...we think the president's arguments persuasive. Mr. Bush has not flinched from the criticism, and we applaud him for that.
Did you get this? Gonzales says it was okay to spy on Americans without authorization because the war resolution gave them that power. But when asked why they didn't ask for specific congressional authorization, he says, well, Congress wouldn't have given them that power.
Clinton got a blowjob.
No surprises here...but how is this story playing in Peoria?
From The Olympian (Olympia, Washington):
Every American should be outraged by the president's attempt to justify domestic spying. It's wrong, and the president should acknowledge that fact. He must be held accountable. [...]
Either we are a nation of laws and moral values or we are not. We cannot pick and choose which laws to abide by and which to ignore for the sake of convenience or expediency.
George Bush is not above the law.
Outstanding editorial...a message we'd like to get out to every Joe and Jane Six-pack in America. But Washington is a decidedly blue state, so let's look at the opinion from traditionally conservative areas. From The Idaho Statesman:
President Bush has made a serious, startling revelation: He has authorized a secret -- and ongoing -- campaign to eavesdrop on telephone calls to root out possible terrorist activity.
Congress must react in a serious, nonpartisan fashion. Lawmakers need to investigate the utility and the legality of this operation. Idaho's Republican delegation should join the call for hearings. [...]
"The fact that we're discussing this program is helping the enemy," Bush said Monday.
We think the discussion is necessary. In a system built on checks and balances, it's up to Congress to make the most of the discussion.
Ouch! And from The Telegraph (Macon, Georgia):
Last Friday all hell broke loose in Washington, D.C. The New York Times revealed a secret eavesdropping program by the National Security Agency, authorized in 2002 by President George W. Bush. The agency was allowed to spy on Americans without court-approved warrants. [...]

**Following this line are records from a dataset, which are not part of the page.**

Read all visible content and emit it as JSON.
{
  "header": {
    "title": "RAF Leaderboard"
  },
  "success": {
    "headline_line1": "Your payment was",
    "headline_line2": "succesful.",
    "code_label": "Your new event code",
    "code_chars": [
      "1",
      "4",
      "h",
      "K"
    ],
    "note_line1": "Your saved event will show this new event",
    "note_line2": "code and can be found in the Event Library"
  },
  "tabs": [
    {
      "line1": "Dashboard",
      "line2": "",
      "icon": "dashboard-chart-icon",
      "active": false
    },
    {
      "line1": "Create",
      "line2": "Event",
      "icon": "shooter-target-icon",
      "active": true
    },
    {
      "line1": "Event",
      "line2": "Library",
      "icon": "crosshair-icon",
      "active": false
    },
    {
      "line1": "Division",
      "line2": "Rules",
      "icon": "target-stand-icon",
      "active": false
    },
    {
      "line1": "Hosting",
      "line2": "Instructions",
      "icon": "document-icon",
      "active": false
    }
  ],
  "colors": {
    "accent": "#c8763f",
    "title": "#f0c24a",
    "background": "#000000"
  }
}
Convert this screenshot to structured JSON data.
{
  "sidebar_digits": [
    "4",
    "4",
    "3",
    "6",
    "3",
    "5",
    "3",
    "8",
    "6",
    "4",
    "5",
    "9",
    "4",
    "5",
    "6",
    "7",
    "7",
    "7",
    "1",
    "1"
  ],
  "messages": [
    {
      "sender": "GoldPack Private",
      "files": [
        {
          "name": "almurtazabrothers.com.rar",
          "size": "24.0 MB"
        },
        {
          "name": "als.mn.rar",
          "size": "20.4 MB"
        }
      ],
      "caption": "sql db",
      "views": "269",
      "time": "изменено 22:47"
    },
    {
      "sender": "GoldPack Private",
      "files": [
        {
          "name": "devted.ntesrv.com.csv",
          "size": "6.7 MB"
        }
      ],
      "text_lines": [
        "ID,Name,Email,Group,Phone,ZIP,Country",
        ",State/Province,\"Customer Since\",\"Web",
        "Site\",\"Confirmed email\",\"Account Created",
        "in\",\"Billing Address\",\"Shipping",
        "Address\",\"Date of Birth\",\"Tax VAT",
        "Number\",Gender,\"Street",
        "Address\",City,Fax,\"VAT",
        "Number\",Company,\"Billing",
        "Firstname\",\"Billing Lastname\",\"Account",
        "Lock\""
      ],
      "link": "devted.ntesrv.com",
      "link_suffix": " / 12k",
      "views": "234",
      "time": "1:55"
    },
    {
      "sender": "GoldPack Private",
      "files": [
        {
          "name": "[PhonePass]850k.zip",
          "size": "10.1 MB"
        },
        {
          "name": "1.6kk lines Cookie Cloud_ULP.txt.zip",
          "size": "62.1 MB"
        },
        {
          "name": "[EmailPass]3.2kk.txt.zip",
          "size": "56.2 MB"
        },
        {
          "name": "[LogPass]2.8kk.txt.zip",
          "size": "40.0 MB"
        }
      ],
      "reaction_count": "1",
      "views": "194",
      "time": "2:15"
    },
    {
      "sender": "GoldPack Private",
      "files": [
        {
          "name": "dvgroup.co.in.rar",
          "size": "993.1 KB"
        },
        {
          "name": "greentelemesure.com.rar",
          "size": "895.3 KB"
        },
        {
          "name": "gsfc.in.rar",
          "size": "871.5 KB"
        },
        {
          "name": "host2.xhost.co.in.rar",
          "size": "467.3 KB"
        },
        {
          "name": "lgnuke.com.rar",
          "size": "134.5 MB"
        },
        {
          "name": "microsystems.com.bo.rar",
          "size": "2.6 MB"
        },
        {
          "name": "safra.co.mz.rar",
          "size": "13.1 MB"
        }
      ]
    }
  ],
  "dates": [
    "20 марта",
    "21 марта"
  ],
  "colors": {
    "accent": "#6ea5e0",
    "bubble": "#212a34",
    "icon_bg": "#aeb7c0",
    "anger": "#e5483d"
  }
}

The president expects the American public to trust him...The question citizens need to ask is, with all the added powers included in the Patriot Act, why was it necessary to circumvent some of its provisions? [...]
He has stepped up to the line of what is legal and what is not. In the coming weeks we will find out if Mr. Bush crossed that line, or not.
Hmmm, not too friendly either. And from North Carolina, The Charlotte Observer says:
President Bush is right on one count. Protecting America from terrorist attacks requires the nation to think and act differently. But he is dead wrong to order secret wiretaps of citizens without obtaining warrants. That kind of spying is an assault on civil liberties -- one that should not stand. [...]
In times of war, it's even more vital for the nation's leaders to do their work with integrity and meticulous attention to the letter and spirit of the law.
The president owes Americans a direct apology for his actions, and a better explanation than the one he has provided of why he would disregard their right to due process.
From this quick and random sampling, no one was defending this latest assault on our Constitution....well, except the Washington Times and Free Republic.
Oh, and what about Peoria?
Is the leader of the free world suddenly anxious?
He should be, given the recent reports of his federal government spying on the international phone conversations and e-mails of American citizens, without court warrant. [...]
Perhaps the president's heart is in the right place. He says he just wants to protect Americans. Who doesn't? It's really quite simple: The Founders were clear that threats to the republic could come from inside as well as out. No president, of any party, under any circumstance, should be permitted to act like a king. This is troubling.
The Peorians have spoken.